Breaking Barriers: The Importance of Diversity
— Written by Jeanne Joof, student, Nyack High School
This summer, while working as an intern for Columbia University’s Lamont-Doherty Earth Observatory, I had the opportunity to work with a diverse group to create materials to increase our community’s knowledge of and interest in the Hudson River. During the program, we attended a panel, Diversity and Inclusion in STEM: Leveraging your Network and Skills, hosted by Hudson River Park and The New York Academy of Sciences, where young professionals in STEM careers discussed their experiences as minorities in their field. This discussion panel was enlightening as well as encouraging.
With all that’s gone on this year, diversity has been put at the forefront of our discussions. Diversity, equity, and inclusion shouldn’t just be a trending topic but should be something that we constantly strive for. This discussion was important to me because, growing up in a school that wasn’t diverse, I struggled to fit in and to find my place, but discussions like this have helped me to see that I am not alone and that I can achieve even my highest goals. The panelists helped me to see that what makes me different from others is where my strength lies.

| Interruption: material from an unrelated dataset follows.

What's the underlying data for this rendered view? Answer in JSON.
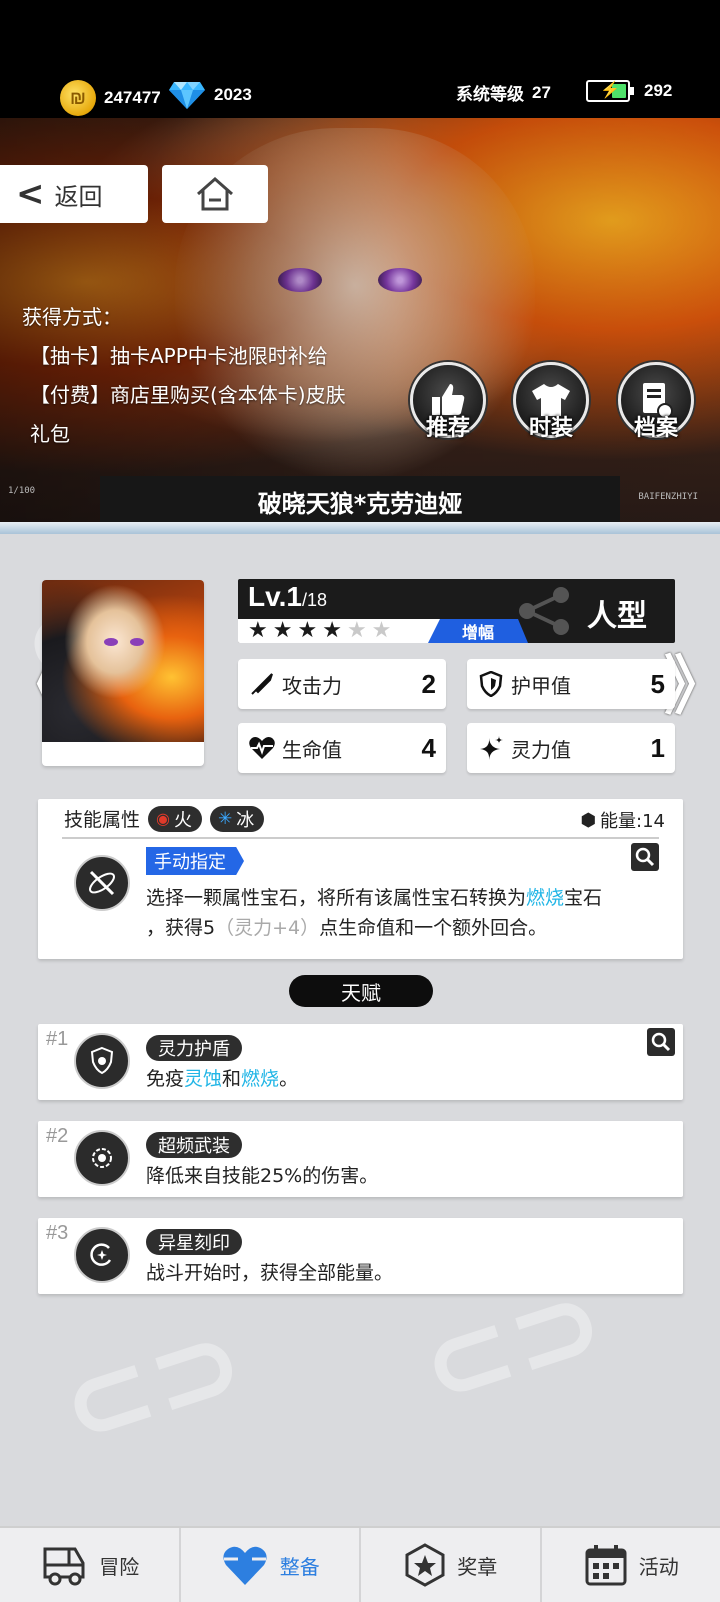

The Next Generation program provided an environment for students to learn and discuss not only the science of the Hudson River watershed, but also the social issues present in their daily lives. This combined focus was essential when crafting truly meaningful solutions to pressing environmental issues. We look forward to using the insight our high school interns gained to ensure more inclusive and representative education around the Hudson River.
—Introduction and conclusion written by Madeline Salino, near peer mentor
The Next Generation of Hudson River Educators Program is a program funded through a grant from the NYS DEC, with support from Old York Foundation, and additional student support from The Young Women’s Leadership School of the Bronx and the NSF INCLUDES program. For six weeks this summer, the program ran virtually due to the coronavirus pandemic with nine high school students, two Rockland Conservation & Service Corps members and Lamont’s Laurel Zaima and Margie Turrin. We will explore some of their work over two more posts.